With attention to detail during the install, your RTA cabinets can look seamlessly custom. Just take your time, use the proper tools, and remember to continually check for level and square. Your new kitchen will come out looking fantastic.

Frequently Asked Questions About Squaring RTA Cabinets

What are the consequences if cabinets are out of square?

Out of square cabinets can cause a variety of issues:

  • Cabinet doors and drawers may not align properly, leaving uneven gaps.
  • Countertops may not sit level, leaving lips or gaps between counters and cabinets.
  • Appliances like sinks may not fit correctly into crooked cabinet openings.
  • Walls, backsplashes, and other finishes may look obviously crooked.
  • The entire kitchen will look sloppy and poorly built.

Should I use the instructions that came with the cabinets?

The included instructions can provide helpful cabinet-specific tips.
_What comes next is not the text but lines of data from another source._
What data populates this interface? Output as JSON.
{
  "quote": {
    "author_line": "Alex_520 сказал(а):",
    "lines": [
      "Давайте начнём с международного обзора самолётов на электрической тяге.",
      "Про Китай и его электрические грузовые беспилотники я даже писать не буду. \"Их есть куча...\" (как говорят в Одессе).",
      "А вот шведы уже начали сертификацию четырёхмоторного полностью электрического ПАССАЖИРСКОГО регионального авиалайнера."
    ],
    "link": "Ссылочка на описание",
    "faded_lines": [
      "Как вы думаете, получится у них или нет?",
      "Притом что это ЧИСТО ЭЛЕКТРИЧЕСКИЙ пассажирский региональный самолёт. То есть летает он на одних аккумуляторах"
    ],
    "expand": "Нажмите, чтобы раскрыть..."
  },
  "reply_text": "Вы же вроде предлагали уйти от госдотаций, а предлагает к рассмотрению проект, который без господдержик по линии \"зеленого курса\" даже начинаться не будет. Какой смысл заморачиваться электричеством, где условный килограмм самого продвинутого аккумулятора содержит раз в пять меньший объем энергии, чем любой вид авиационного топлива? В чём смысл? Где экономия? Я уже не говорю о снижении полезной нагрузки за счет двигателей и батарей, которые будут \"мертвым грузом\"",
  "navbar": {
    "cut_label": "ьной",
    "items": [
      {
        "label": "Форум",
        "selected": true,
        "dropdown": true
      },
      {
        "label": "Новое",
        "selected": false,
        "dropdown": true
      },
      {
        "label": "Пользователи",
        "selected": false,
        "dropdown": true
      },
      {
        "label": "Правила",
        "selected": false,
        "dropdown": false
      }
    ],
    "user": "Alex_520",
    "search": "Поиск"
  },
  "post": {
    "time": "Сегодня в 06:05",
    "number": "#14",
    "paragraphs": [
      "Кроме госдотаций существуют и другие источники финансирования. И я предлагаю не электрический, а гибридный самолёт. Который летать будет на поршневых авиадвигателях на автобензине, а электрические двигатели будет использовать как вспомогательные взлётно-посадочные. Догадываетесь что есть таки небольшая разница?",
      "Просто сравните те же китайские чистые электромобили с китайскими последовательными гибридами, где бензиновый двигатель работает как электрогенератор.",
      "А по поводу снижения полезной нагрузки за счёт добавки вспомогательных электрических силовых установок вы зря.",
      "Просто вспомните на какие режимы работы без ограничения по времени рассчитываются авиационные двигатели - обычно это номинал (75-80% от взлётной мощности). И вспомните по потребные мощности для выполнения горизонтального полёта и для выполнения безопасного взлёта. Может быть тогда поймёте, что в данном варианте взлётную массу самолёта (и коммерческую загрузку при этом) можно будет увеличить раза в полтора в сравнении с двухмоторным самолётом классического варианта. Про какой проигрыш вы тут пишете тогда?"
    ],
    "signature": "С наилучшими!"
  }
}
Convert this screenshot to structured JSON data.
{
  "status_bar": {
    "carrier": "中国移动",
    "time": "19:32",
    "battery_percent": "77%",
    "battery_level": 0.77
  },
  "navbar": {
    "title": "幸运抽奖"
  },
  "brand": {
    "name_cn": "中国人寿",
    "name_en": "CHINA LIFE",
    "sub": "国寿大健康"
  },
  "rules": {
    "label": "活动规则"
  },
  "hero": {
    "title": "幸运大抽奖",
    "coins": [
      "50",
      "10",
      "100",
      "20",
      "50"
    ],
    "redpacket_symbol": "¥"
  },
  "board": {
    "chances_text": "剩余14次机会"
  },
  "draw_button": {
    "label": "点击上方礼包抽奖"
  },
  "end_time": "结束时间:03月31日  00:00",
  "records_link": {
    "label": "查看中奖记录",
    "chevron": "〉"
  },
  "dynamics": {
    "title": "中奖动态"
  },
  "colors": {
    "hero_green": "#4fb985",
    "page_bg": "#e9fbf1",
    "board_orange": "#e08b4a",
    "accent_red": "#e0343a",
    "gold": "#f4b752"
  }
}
However, they are rarely comprehensive. Use them for things like door/drawer adjustment but follow the more detailed steps here for the full installation sequence.

What if my floor is uneven?

Check for level across the entire floor where cabinets will sit. If slightly uneven, adjustable cabinet feet can compensate for small discrepancies when installed. But major dips or slopes in the floor must be remedied before installation.

Should I fully install uppers before lowers?

It’s recommended to install at least a few upper wall cabinets first. They will give you reference points for aligning the base cabinets underneath them.

How do I allow room for countertops between stacked cabinets?

When mounting wall cabinets above bases, use spacers to drop them down from the wall the thickness of the planned countertop (usually 1 1/2″) to allow room.

My corner cabinet has a gap, what do I do?

This is common with flat pack cabinets in corners. Use the included corner clamps to pull the cabinet fronts flush until fastened. Check for square with a framing square. Shim internally if a small gap remains.

What is the minimum number of screws to use?

For standard 3/4″ cabinet backs, use at least 6-8 wood screws anchored into studs per base cabinet and 4-6 per wall cabinet for adequate support. Stagger screws to reinforce.


Installing RTA cabinets squares up to a rewarding DIY project that can transform the look a kitchen. While getting everything perfectly aligned takes patience and attention to detail, the right techniques make it very achievable. Starting with a strong base cabinet, double checking for level frequently, using clamps to hold alignment, and making slight adjustments with shims are the keys to success. With some careful planning and elbow grease, you can get professional-looking results from assembled cabinets. Just remember to take your time, follow secure fastening procedures, and keep cabinets square for a kitchen you will enjoy for years to come.